So many aspects of modern life, from the ways we heat our homes and cook our food to the ways that we travel, rely upon electricity. This means that, in these electrical distribution networks, reliability is paramount.
In today’s post, we will look closely at one element of a reliable electrical network: a sectionalizer, or sectionalizing switch.
What is the Purpose of an Electrical Sectionalizer and How Does It Work?
An electrical sectionalizer, also called a sectionalizing switch or a disconnect switch, is a non-load break device used to isolate a section of an electrical distribution circuit. It is usually located near to the load side of the electrical transmission and distribution circuit.
Electrical sectionalizers can be used for both AC and DC electrical systems, and the two types are slightly different. Typically, AC systems (which are used to supply power to our towns and cities) and their corresponding switches are more intricate and complex, whereas DC systems (used, amongst other things, to power electrified transit) and their switches are slightly more straightforward.
Sectionalizers can be manually or electrically operated, and in either a knife or bolted pressure style. Depending upon the configuration of the system, they can be pad mounted, wall mounted, or pole mounted.
Where Are Electrical Sectionalizers Typically Used?
Electrical sectionalizers have many different applications and can be found in virtually any area in which electricity plays a key role. One of the most vital uses is in the power distribution networks that provide electricity for household use.
In this case, the systems are primarily AC-based. Sectionalizers for AC systems often have the additional feature of a counter to identify when the circuit breaker trips. This makes it much easier to identify exactly where the fault is located and then re-energize the rest of the system while the fault is fixed.
Electrical Sectionalizers for Electrified Transit
The electrical sectionalizers we provide here at MAC Products are primarily used in the areas of traction power and overhead catenary system (OCS) transit.
In the case of an OCS, in which the train’s pantograph collects current from an overhead wire, the switches can be used to sectionalize portions of this wire. This type of sectionalizer is often called a section insulator, effectively “chopping up” the entire distribution circuit into smaller sections which can then be maintained or closed off as required. This means that a fault in one section of the circuit will not bring down the entire system.
Disconnect switches for electrified transit will typically be located next to the DC substation or on a pole by the track. They can consist of an individual feeder switch next to the track, a gang of three switches in a feeder-tie-feeder configuration next to a traction power substation, or a lineup of multiple switches (i.e. a switchboard) in the maintenance facility. The switches will usually be housed inside a fiberglass enclosure in order to protect them.
What Is the Difference Between a Sectionalizer vs Recloser?
A recloser is a feature found on some circuit breakers. Once the circuit breaker has tripped and opened, the recloser checks whether the fault has been rectified and, if it has, it recloses the circuit breaker. After several failed attempts at this, the circuit breaker will remain open and require an operator to fix the issue and reset it.

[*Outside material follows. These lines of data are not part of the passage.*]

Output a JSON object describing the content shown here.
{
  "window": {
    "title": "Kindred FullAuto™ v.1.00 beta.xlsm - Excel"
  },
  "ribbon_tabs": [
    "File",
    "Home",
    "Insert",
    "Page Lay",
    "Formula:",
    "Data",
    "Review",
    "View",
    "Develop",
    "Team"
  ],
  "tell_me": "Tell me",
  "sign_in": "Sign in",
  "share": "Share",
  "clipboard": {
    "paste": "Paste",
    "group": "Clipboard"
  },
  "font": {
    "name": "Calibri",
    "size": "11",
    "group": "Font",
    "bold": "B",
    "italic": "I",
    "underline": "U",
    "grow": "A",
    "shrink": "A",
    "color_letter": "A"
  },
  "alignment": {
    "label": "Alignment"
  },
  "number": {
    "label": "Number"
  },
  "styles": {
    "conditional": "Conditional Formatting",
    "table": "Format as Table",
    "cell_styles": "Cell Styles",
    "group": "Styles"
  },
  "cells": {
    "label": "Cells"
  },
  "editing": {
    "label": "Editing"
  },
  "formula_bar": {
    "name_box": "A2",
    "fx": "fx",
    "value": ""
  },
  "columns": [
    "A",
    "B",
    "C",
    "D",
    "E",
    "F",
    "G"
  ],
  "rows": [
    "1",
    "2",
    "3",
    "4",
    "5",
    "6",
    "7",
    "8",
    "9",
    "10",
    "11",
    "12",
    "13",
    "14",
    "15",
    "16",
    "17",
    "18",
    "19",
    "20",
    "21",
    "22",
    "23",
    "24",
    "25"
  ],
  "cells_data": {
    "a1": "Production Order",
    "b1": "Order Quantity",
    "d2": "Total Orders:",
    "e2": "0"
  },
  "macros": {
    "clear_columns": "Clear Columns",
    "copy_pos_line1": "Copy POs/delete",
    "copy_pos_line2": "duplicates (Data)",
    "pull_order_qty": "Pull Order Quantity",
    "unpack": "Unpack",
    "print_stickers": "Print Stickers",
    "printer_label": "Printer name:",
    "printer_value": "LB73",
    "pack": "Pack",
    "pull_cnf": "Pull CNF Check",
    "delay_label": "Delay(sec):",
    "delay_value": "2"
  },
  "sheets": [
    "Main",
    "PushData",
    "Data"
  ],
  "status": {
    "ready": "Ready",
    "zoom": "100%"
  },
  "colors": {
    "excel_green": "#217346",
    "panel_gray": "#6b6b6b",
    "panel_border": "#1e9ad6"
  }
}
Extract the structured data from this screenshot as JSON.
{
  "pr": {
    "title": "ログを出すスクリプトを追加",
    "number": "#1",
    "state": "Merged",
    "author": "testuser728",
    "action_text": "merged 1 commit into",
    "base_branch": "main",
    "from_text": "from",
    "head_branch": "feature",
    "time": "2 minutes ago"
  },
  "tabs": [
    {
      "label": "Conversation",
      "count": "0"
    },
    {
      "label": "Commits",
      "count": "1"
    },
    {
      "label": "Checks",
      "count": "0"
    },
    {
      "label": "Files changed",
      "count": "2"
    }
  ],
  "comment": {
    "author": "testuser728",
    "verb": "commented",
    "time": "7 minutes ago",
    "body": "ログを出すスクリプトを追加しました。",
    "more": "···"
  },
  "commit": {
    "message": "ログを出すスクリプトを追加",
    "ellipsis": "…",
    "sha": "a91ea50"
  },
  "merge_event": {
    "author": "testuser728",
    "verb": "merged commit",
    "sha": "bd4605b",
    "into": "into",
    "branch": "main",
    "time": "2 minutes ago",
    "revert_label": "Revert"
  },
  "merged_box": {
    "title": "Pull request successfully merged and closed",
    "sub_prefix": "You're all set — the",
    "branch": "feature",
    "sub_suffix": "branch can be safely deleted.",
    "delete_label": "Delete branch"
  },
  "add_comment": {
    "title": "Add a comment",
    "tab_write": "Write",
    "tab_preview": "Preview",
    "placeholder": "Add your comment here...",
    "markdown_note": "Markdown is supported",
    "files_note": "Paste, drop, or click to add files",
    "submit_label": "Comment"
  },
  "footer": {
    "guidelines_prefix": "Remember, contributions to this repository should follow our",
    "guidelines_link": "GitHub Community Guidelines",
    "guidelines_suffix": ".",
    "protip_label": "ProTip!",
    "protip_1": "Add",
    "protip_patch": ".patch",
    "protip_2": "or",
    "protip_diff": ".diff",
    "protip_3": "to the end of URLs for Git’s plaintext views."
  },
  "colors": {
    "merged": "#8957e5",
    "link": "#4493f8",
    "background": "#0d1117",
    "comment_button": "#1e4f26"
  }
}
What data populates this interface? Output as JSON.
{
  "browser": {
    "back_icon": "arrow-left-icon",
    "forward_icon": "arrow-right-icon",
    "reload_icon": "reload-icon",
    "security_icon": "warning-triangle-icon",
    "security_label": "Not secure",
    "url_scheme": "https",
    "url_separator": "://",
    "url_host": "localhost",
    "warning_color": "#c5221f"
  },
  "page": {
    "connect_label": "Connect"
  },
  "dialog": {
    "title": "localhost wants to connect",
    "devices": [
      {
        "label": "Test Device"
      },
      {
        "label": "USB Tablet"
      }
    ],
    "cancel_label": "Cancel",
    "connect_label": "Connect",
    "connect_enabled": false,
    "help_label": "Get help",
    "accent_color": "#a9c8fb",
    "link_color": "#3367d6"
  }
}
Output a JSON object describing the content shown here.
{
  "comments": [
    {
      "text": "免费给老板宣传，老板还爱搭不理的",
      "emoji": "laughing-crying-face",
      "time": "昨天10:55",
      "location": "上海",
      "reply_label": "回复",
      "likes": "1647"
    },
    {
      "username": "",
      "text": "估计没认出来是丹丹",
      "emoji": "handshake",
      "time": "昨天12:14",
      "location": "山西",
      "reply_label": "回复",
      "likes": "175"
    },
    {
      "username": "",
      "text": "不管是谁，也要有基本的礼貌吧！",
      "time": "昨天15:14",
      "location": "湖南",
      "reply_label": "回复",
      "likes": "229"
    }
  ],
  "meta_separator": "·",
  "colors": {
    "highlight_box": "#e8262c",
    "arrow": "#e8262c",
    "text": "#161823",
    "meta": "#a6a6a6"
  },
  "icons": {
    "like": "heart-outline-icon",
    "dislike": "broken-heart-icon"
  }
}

Therefore, sectionalizers are a different part of the overall system to reclosers. Reclosers are typically located upstream of the sectionalizers, and one recloser usually serves several sectionalizers.
Maintenance of Electrical Sectionalizers
The required maintenance for a sectionalizer or disconnect switch is relatively light. Sectionalizers are non-load break switches (meaning that they do not have a high current flowing through them) and do not operate regularly. They also tend to be rated higher than the system’s typical consumption and, as we mentioned above, located within a protective fiberglass enclosure.
All of this means that they are hard-wearing and long-lasting, with lifespans of 40-50 years not being uncommon. In some cases, customers request that their switches are provided without the enclosure. In these instances, the maintenance will be slightly higher, with switches needing to be greased to remove contaminants. Their overall lifespan may also be somewhat shortened.
In general, sectionalizing switches are very safe. MAC’s sectionalizing switches can come with numerous built-in safety features including voltage indicating lights, voltage monitors, the locking of switch handles in place when an operation is not allowed, the locking of door handles when equipment is energized, the ability to limit switches for position indication, SCADA for remote monitoring, and Kirk Key interlocks.
However, there are also some basic safety precautions to take into consideration before working on your sectionalizing switches. First, always de-energize the system before attempting any work or maintenance. In addition, before working on a switch, it is important to put a ground onto it to eliminate electrocution risks to personnel.
Learn More and Work With Us
Here at MAC, we are proud to provide custom sectionalizing switches of various types and with an array of optional features built to client specifications.
If you would like to learn more about sectionalizing switches in general or about any of our products and how we might be able to work together, we would love to hear from you. Please get in touch with a member of our knowledgeable, experienced team at any time.